Meador said cybersecurity has been a focus for local, state and federal law enforcement as remote work, virtual learning and cash transfer apps became more prevalent.
The cyber team in Richmond is actively tracking trends among cyberattackers and reminding people to protect privacy and information, Meador said.
Cope said victims should report cyberattacks to quickly no matter the degree of severity. He said businesses large and small have fallen victim to phishing scams like phony domain names, fake mail services, ransomware and malware.
A typical scam may involve tricking an employee into unknowingly downloading an attachment that allows a criminal access to a business’ computer system.

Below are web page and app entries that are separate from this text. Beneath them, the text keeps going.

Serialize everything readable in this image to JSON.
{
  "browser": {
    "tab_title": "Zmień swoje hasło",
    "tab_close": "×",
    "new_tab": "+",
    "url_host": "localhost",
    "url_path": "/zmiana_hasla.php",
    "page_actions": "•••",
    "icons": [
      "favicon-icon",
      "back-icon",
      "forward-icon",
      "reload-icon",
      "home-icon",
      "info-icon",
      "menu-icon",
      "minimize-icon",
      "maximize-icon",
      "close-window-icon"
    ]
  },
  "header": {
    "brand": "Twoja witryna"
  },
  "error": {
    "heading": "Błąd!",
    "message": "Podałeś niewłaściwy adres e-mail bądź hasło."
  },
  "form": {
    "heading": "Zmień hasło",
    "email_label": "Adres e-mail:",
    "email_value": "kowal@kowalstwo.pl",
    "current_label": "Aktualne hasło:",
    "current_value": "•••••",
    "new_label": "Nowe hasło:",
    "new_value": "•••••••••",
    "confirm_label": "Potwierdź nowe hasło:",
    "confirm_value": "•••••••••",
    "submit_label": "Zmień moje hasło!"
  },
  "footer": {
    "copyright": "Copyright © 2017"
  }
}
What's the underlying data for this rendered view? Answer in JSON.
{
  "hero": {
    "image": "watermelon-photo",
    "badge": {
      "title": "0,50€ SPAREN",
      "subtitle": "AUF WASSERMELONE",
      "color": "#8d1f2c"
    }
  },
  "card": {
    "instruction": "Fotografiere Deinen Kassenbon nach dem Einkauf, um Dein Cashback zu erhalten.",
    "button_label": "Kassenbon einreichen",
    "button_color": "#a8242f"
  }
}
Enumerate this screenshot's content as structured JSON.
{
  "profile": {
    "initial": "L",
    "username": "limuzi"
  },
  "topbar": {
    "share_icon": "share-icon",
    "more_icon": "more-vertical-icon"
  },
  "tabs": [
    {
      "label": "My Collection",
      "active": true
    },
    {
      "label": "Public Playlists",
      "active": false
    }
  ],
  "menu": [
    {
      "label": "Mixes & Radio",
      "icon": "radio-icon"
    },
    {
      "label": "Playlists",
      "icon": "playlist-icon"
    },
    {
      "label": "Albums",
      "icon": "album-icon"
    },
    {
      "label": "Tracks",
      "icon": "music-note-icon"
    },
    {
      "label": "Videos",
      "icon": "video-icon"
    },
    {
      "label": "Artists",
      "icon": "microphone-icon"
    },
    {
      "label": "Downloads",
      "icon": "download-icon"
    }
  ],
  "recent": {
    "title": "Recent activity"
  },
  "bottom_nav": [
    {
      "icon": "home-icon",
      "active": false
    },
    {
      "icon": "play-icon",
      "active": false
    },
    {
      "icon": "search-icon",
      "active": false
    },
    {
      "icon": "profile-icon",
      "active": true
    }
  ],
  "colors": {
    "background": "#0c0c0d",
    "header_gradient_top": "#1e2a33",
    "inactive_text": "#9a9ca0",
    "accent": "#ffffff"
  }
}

Sometimes data is held hostage until a business pays a ransom.
One such ransomware case in 2019 cost the city of Baltimore $18 million.
“Sometimes there’s a certain reluctance to come to us because companies want to protect their reputation,” said
Cope, special agent in charge of the Richmond Division’s cyber team. “But data is perishable. If you take a few weeks to contact us we may not be able to investigate.”
Information can be sent to the FBI at ic3.gov.
Cope also suggested good “cyber hygiene,” including being wary of who you’re talking to online, keeping devices up to date, using different passwords for personal and company devices, and having a plan in place should a cyberattack occur.
“Individual victims matter to us as much as any big company,” said David Lewis, assistant to the Richmond division’s special agent in charge. “That’s why we want to build partnerships between us and the community.”
The FBI estimated there were 19,954 business email compromise complaints in 2021, for a net loss of around $2.4 billion.